K2 in the Himalayas is known to climbers as the most difficult of mountains, a savage peak, the second highest in the world, with the power to cloud men’s minds. On the morning of Aug. 1, 2008, however, everything looked easy.
“Conditions were perfect,” recalls someone who was there. “It was a day in a million.”
Or so it began.
Then, within 48 hours, things went drastically, horribly wrong. Eleven climbers perished, including seven who had reached the top and died on the way down. As presented in the compulsively watchable documentary “The Summit,” the story of what took place up there is a complex and gut-clenching human drama that has the great advantage of all being true.
As directed by Nick Ryan and written by Mark Monroe, “The Summit” tells a multifaceted story that deals with more than the expected peril and exhilaration of adventure tales. Here you’ll find love, fear and forgiveness, personality conflicts and cultural differences, even mysteries that have stubbornly resisted solving.
Because this is such a multisided story, Ryan has chosen to tell it in a variety of ways. There is stunning aerial color footage of K2 in all its majesty, scenes shot in 2008 by the climbers, delicate and unobtrusive re-creations that are hard to tell from the real thing and extensive interviews with those who returned alive.
“The Summit” has been especially fortunate in these interviews. These “the bigger the dream, the bigger the risk” mountaineers are all vibrant people, great storytellers and remarkable in their ability to speak clearly about painful life-and-death events. Among them are:
Wilco van Rooijen, a Dutch climber who survived 60 hours at higher than 26,000 feet altitude, an area ominously known as “the death zone.”
Cecilie Skog, a Norwegian woman who relates her heart-stopping experiences with her husband and fellow climber, Rolf Bae.
Marco Confortola, a self-confident Italian who became the center of a controversy.
Pemba Gyalje Sherpa, a Nepalese climber who succinctly encapsulates cultural differences between mountaineers when he says, “Westerners like adventure, our people love climbing.”
“The Summit” also searched out and interviewed the legendary Walter Bonatti before his death in 2011. Bonatti was a member of the Italian team that was first to climb K2 in 1954 who became embroiled in a dispute that eerily echoed what happened in 2008.

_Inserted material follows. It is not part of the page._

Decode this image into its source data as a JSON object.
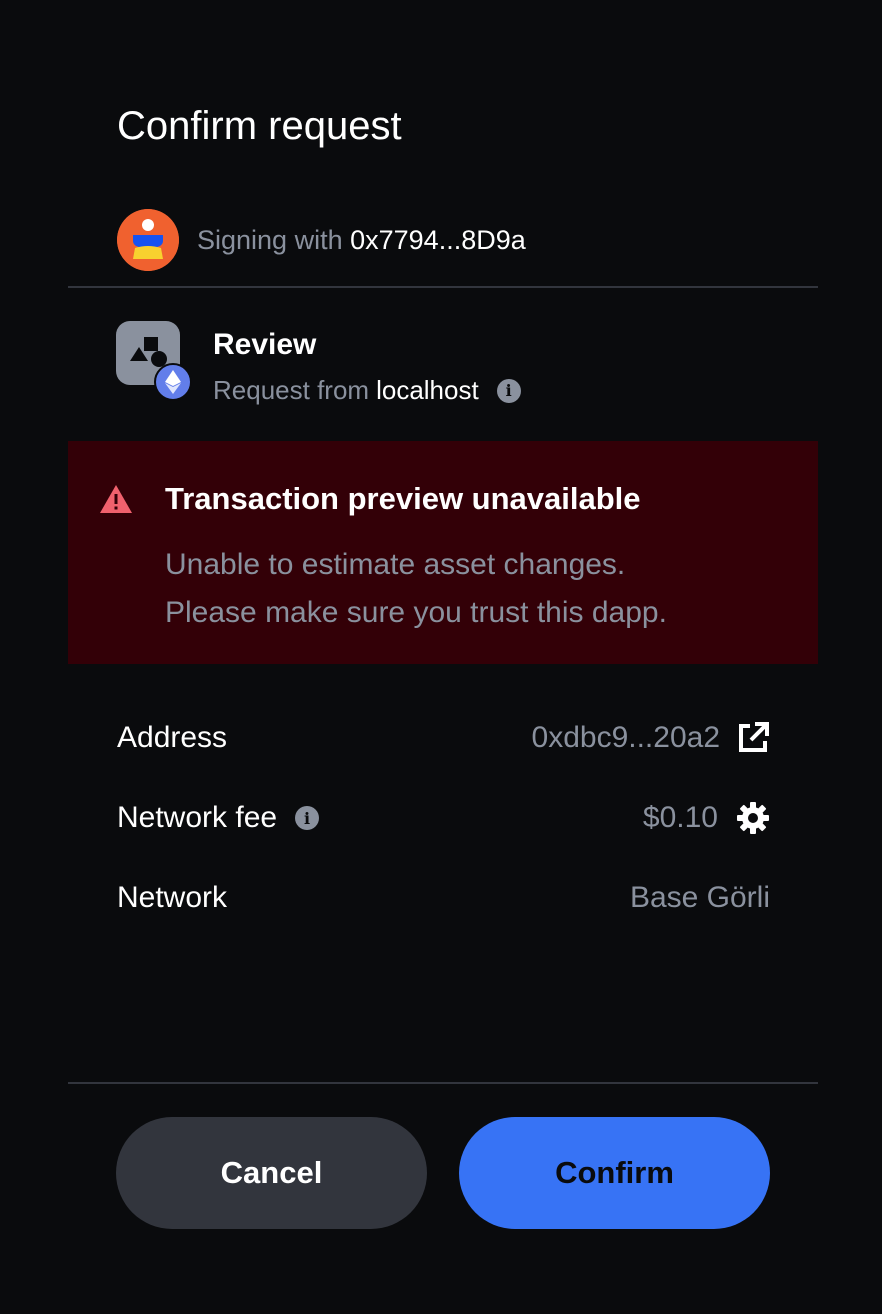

Though its viewpoints and participants are many, if “The Summit” has a protagonist it would have to be the Irish mountaineer Ger McDonnell, a charismatic man who lighted up every room – or high-altitude tent – he walked into.
The imponderables surrounding McDonnell’s actions on K2 are one of the focuses of “The Summit,” and they’re heightened because the key events took place in that 26,000-foot-plus area. With every breath and every thought a struggle as oxygen depletion hits every cell in your body, the death zone is an area where actions are not always sensible and memories of those actions not always reliable.
“The Summit” not only investigates what happened during those terrible 48 hours, it also provides key insights into the events leading up to the cataclysm. It’s fascinating to find out, for instance, that K2 was jammed with 70 climbers from 15 expeditions that summer, leading to conflicts and misunderstandings that had devastating results.
“The Summit” is at its best as it carefully dissects the multitude of things, from preventable human error to unavoidable natural event, that led to all that death. Just as interesting, and perhaps unexpected, is its examination of how we come to know what we think we know of reality, how unreliable presumed knowledge can be in an age when being first is often more important than being right.